Completed at Newport Pagnell in May 1965, 2072/L was dispatched to San Francisco dealer British Motor Car Distributors and sold to its first owner, Hazen Pierce, a successful Sacramento-based real estate developer. After a period in Northern California, the Aston Martin relocated to the East Coast, where it was sold to Mr. Morrisey. In his ownership, the DB5 was exhibited at the 1976 AMOC Meet in Lime Rock, Connecticut earning Second Place. In 1980, Aston Martin Lagonda Inc., the New York-based factory distributor, offered 2072/L for sale. The DB5 – by this time repainted black – was sold in January 1981 to Keith Brown of Bethlehem, Pennsylvania. Mr. Brown then joined the Aston Martin Owners Club East and enjoyed the DB5 for many years, though it has been driven sparingly in more recent times and would benefit from servicing before road use.

Today, this DB5 remains in unrestored and largely original order, showing less than 63,000 miles at the time of cataloguing. Remarkably, the Aston Martin retains many important original features and its older black paintwork possesses a fantastic appearance, with extensive lacquer checking over the Touring bodywork. Other original features include the interior upholstery and carpeting, data tags, and matching-numbers engine still fitted with its optional Normalair compressor. The engine and chassis stamping appear clear and undisturbed, with the correct red rectangle of paint surrounding the engine number and traces of original red oxide primer on the undercarriage.

Inscriptions of “2072” can also be seen in various locations, providing evidence that this DB5 has not been substantially restored or altered from its original form. Included with the sale is a file that contains a copy of the factory build record, the original 1981 sales agreement from Aston Martin Lagonda Inc., assorted AMOC literature, and service records.

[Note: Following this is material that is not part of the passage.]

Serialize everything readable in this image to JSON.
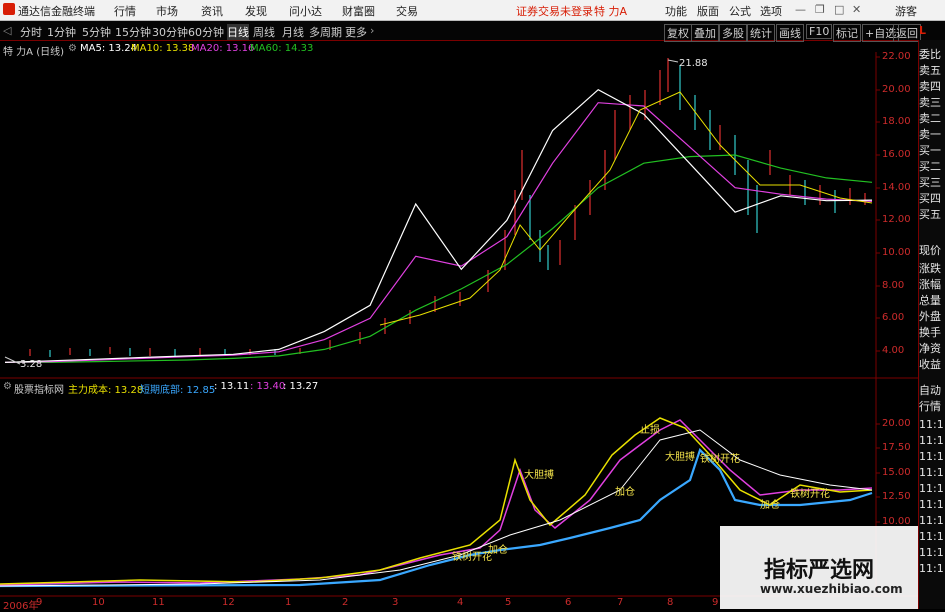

Boasting an ideal factory specification, a fascinating provenance, and a wonderful patina, this matching-numbers, left-hand-drive DB5 is surely among the most desirable David Brown-era Aston Martins. Its appearance at auction marks the first time in almost 40 years that this remarkable car has been offered for public sale. We encourage discerning collectors to pay close attention to what may well be the opportunity of a lifetime.